• _DATASET RECORDS_
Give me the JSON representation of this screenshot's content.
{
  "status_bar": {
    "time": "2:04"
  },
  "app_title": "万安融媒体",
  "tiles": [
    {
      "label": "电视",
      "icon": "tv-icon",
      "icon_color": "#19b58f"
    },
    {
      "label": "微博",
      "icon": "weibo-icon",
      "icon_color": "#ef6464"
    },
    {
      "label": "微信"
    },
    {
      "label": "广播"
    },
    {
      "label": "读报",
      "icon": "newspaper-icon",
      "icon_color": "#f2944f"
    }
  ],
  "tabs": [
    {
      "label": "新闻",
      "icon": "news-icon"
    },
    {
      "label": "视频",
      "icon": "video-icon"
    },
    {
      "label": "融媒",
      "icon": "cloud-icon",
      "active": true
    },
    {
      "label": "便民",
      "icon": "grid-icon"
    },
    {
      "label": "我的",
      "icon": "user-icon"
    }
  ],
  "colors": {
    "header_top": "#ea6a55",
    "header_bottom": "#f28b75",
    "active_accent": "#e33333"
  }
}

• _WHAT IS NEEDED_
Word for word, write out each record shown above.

• _REPLY_
Give me the JSON representation of this screenshot's content.
{
  "status_bar": {
    "time": "2:04"
  },
  "app_title": "万安融媒体",
  "tiles": [
    {
      "label": "电视",
      "icon": "tv-icon",
      "icon_color": "#19b58f"
    },
    {
      "label": "微博",
      "icon": "weibo-icon",
      "icon_color": "#ef6464"
    },
    {
      "label": "微信"
    },
    {
      "label": "广播"
    },
    {
      "label": "读报",
      "icon": "newspaper-icon",
      "icon_color": "#f2944f"
    }
  ],
  "tabs": [
    {
      "label": "新闻",
      "icon": "news-icon"
    },
    {
      "label": "视频",
      "icon": "video-icon"
    },
    {
      "label": "融媒",
      "icon": "cloud-icon",
      "active": true
    },
    {
      "label": "便民",
      "icon": "grid-icon"
    },
    {
      "label": "我的",
      "icon": "user-icon"
    }
  ],
  "colors": {
    "header_top": "#ea6a55",
    "header_bottom": "#f28b75",
    "active_accent": "#e33333"
  }
}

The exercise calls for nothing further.